**LISTED ENTRIES:**

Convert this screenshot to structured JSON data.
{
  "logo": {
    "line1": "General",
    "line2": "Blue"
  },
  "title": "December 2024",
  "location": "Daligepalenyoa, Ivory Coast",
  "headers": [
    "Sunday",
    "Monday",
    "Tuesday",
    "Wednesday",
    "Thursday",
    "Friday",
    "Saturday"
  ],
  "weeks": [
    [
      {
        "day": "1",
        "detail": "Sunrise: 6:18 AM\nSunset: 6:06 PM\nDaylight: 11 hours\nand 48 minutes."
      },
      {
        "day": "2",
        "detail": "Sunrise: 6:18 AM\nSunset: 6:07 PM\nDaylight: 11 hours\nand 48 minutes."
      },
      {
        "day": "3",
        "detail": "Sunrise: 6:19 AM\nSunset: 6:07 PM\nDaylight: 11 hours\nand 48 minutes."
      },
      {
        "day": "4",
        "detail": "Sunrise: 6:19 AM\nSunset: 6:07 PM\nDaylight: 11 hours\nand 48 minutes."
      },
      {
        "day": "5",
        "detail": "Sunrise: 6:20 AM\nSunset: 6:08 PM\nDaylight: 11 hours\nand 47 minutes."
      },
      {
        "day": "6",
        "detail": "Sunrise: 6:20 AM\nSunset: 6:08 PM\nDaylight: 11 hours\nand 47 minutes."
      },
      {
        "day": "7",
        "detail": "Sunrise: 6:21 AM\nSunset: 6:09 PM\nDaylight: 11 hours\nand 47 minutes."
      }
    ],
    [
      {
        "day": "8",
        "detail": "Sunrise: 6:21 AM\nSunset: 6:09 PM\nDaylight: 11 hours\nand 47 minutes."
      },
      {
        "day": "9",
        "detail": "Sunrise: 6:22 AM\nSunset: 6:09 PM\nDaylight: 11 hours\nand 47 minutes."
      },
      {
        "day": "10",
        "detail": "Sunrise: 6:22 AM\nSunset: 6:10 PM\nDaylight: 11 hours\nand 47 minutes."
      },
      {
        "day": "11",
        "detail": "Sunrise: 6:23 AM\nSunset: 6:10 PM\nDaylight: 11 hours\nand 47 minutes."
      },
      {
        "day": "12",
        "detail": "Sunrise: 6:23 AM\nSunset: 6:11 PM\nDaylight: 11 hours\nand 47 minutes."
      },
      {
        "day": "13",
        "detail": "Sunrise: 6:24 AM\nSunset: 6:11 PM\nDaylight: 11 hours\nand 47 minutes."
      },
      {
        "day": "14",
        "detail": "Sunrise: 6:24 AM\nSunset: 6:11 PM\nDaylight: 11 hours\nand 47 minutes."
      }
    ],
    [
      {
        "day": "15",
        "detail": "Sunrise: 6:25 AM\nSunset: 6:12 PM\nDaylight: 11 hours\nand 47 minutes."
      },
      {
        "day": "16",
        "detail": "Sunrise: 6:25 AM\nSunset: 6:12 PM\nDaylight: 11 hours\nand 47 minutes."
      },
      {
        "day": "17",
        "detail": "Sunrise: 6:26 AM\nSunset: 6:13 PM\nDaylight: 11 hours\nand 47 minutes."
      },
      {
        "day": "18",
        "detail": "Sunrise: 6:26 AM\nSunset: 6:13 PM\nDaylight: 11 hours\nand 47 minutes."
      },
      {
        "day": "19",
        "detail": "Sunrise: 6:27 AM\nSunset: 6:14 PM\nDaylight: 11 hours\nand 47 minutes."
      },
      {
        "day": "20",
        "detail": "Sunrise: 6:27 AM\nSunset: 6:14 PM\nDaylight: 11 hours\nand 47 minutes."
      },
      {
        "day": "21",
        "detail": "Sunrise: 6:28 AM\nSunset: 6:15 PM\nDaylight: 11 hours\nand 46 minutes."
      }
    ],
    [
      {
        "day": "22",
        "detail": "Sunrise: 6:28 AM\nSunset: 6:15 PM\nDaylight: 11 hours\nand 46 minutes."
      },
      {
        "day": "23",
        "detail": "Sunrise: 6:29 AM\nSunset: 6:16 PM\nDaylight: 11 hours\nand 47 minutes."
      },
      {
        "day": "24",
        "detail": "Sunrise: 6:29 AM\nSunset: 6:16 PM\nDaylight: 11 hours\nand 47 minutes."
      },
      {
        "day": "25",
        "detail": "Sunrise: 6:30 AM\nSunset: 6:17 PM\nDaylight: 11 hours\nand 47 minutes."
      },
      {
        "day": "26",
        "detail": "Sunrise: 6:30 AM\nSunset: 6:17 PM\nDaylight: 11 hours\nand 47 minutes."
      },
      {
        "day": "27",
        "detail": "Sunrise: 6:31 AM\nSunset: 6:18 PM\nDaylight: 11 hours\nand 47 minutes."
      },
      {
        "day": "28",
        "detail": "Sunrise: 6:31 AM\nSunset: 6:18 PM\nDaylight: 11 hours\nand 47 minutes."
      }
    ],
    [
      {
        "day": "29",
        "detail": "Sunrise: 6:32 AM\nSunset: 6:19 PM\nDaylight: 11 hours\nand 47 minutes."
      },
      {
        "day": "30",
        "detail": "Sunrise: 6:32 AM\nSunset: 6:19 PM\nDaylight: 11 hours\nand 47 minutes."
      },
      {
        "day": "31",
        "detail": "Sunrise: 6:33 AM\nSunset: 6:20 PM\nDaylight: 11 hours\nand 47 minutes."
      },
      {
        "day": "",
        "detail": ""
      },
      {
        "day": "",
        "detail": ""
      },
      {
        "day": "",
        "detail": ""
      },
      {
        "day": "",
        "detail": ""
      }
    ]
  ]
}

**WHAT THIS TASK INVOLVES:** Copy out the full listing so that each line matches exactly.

**ANSWER TO THIS PROBLEM:**
Convert this screenshot to structured JSON data.
{
  "logo": {
    "line1": "General",
    "line2": "Blue"
  },
  "title": "December 2024",
  "location": "Daligepalenyoa, Ivory Coast",
  "headers": [
    "Sunday",
    "Monday",
    "Tuesday",
    "Wednesday",
    "Thursday",
    "Friday",
    "Saturday"
  ],
  "weeks": [
    [
      {
        "day": "1",
        "detail": "Sunrise: 6:18 AM\nSunset: 6:06 PM\nDaylight: 11 hours\nand 48 minutes."
      },
      {
        "day": "2",
        "detail": "Sunrise: 6:18 AM\nSunset: 6:07 PM\nDaylight: 11 hours\nand 48 minutes."
      },
      {
        "day": "3",
        "detail": "Sunrise: 6:19 AM\nSunset: 6:07 PM\nDaylight: 11 hours\nand 48 minutes."
      },
      {
        "day": "4",
        "detail": "Sunrise: 6:19 AM\nSunset: 6:07 PM\nDaylight: 11 hours\nand 48 minutes."
      },
      {
        "day": "5",
        "detail": "Sunrise: 6:20 AM\nSunset: 6:08 PM\nDaylight: 11 hours\nand 47 minutes."
      },
      {
        "day": "6",
        "detail": "Sunrise: 6:20 AM\nSunset: 6:08 PM\nDaylight: 11 hours\nand 47 minutes."
      },
      {
        "day": "7",
        "detail": "Sunrise: 6:21 AM\nSunset: 6:09 PM\nDaylight: 11 hours\nand 47 minutes."
      }
    ],
    [
      {
        "day": "8",
        "detail": "Sunrise: 6:21 AM\nSunset: 6:09 PM\nDaylight: 11 hours\nand 47 minutes."
      },
      {
        "day": "9",
        "detail": "Sunrise: 6:22 AM\nSunset: 6:09 PM\nDaylight: 11 hours\nand 47 minutes."
      },
      {
        "day": "10",
        "detail": "Sunrise: 6:22 AM\nSunset: 6:10 PM\nDaylight: 11 hours\nand 47 minutes."
      },
      {
        "day": "11",
        "detail": "Sunrise: 6:23 AM\nSunset: 6:10 PM\nDaylight: 11 hours\nand 47 minutes."
      },
      {
        "day": "12",
        "detail": "Sunrise: 6:23 AM\nSunset: 6:11 PM\nDaylight: 11 hours\nand 47 minutes."
      },
      {
        "day": "13",
        "detail": "Sunrise: 6:24 AM\nSunset: 6:11 PM\nDaylight: 11 hours\nand 47 minutes."
      },
      {
        "day": "14",
        "detail": "Sunrise: 6:24 AM\nSunset: 6:11 PM\nDaylight: 11 hours\nand 47 minutes."
      }
    ],
    [
      {
        "day": "15",
        "detail": "Sunrise: 6:25 AM\nSunset: 6:12 PM\nDaylight: 11 hours\nand 47 minutes."
      },
      {
        "day": "16",
        "detail": "Sunrise: 6:25 AM\nSunset: 6:12 PM\nDaylight: 11 hours\nand 47 minutes."
      },
      {
        "day": "17",
        "detail": "Sunrise: 6:26 AM\nSunset: 6:13 PM\nDaylight: 11 hours\nand 47 minutes."
      },
      {
        "day": "18",
        "detail": "Sunrise: 6:26 AM\nSunset: 6:13 PM\nDaylight: 11 hours\nand 47 minutes."
      },
      {
        "day": "19",
        "detail": "Sunrise: 6:27 AM\nSunset: 6:14 PM\nDaylight: 11 hours\nand 47 minutes."
      },
      {
        "day": "20",
        "detail": "Sunrise: 6:27 AM\nSunset: 6:14 PM\nDaylight: 11 hours\nand 47 minutes."
      },
      {
        "day": "21",
        "detail": "Sunrise: 6:28 AM\nSunset: 6:15 PM\nDaylight: 11 hours\nand 46 minutes."
      }
    ],
    [
      {
        "day": "22",
        "detail": "Sunrise: 6:28 AM\nSunset: 6:15 PM\nDaylight: 11 hours\nand 46 minutes."
      },
      {
        "day": "23",
        "detail": "Sunrise: 6:29 AM\nSunset: 6:16 PM\nDaylight: 11 hours\nand 47 minutes."
      },
      {
        "day": "24",
        "detail": "Sunrise: 6:29 AM\nSunset: 6:16 PM\nDaylight: 11 hours\nand 47 minutes."
      },
      {
        "day": "25",
        "detail": "Sunrise: 6:30 AM\nSunset: 6:17 PM\nDaylight: 11 hours\nand 47 minutes."
      },
      {
        "day": "26",
        "detail": "Sunrise: 6:30 AM\nSunset: 6:17 PM\nDaylight: 11 hours\nand 47 minutes."
      },
      {
        "day": "27",
        "detail": "Sunrise: 6:31 AM\nSunset: 6:18 PM\nDaylight: 11 hours\nand 47 minutes."
      },
      {
        "day": "28",
        "detail": "Sunrise: 6:31 AM\nSunset: 6:18 PM\nDaylight: 11 hours\nand 47 minutes."
      }
    ],
    [
      {
        "day": "29",
        "detail": "Sunrise: 6:32 AM\nSunset: 6:19 PM\nDaylight: 11 hours\nand 47 minutes."
      },
      {
        "day": "30",
        "detail": "Sunrise: 6:32 AM\nSunset: 6:19 PM\nDaylight: 11 hours\nand 47 minutes."
      },
      {
        "day": "31",
        "detail": "Sunrise: 6:33 AM\nSunset: 6:20 PM\nDaylight: 11 hours\nand 47 minutes."
      },
      {
        "day": "",
        "detail": ""
      },
      {
        "day": "",
        "detail": ""
      },
      {
        "day": "",
        "detail": ""
      },
      {
        "day": "",
        "detail": ""
      }
    ]
  ]
}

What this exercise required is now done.